### What to do:
The response should hold each line from the entries below where "instancedCube" is found.

### Excerpted data:

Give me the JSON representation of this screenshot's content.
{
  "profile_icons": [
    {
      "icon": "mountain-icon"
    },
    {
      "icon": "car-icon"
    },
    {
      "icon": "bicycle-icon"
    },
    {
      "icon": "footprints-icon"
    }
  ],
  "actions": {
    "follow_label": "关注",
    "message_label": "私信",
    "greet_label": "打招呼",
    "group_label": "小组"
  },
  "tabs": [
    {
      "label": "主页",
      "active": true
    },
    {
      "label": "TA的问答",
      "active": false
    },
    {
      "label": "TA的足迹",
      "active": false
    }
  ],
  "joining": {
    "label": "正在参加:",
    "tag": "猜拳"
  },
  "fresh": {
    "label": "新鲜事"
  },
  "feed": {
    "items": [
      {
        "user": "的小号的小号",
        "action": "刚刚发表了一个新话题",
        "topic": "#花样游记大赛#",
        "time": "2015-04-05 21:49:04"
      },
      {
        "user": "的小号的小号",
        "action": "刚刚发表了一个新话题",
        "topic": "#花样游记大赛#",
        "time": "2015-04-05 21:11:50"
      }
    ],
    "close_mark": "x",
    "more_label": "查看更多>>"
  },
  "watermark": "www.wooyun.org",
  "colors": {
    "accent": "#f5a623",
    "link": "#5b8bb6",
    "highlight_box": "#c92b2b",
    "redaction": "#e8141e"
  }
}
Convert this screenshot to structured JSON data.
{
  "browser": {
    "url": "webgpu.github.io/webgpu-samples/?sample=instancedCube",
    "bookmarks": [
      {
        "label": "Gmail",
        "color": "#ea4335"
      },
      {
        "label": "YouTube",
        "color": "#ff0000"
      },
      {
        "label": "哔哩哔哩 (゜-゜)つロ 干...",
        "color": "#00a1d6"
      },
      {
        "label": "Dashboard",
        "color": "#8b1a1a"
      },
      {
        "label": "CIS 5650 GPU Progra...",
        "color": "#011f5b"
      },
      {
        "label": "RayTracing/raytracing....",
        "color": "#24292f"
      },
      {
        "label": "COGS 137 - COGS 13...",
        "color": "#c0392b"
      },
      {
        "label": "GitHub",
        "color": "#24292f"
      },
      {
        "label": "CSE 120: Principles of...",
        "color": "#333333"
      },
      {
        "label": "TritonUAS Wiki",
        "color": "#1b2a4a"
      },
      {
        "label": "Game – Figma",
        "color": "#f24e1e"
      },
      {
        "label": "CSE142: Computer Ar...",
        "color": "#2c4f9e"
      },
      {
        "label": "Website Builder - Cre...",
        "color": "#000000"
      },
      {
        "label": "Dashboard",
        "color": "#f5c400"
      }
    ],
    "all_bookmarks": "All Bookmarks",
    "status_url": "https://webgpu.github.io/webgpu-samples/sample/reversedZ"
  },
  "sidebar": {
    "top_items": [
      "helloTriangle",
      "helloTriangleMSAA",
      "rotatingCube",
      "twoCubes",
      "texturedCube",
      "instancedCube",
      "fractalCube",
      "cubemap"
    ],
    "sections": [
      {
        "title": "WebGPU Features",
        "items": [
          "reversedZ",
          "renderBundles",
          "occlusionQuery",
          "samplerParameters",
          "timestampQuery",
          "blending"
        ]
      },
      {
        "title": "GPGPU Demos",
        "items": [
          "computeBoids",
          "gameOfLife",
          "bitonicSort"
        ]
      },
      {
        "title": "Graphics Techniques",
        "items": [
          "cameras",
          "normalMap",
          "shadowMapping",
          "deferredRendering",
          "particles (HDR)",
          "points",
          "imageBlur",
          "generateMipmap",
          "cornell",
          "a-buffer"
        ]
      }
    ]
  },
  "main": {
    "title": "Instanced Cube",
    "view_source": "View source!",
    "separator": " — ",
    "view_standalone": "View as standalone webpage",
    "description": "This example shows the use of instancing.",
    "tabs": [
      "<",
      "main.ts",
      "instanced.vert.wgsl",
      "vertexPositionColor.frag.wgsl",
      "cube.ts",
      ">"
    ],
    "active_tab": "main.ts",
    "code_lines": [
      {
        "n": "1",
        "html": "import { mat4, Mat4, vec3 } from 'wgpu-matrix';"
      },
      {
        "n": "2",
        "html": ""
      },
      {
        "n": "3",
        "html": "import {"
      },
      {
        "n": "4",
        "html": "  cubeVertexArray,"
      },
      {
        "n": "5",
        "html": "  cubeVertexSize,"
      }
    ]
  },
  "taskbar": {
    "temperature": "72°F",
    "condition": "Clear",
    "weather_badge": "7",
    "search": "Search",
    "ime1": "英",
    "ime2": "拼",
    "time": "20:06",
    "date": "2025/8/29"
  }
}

### Your solution:
    "url": "webgpu.github.io/webgpu-samples/?sample=instancedCube",
      "instancedCube",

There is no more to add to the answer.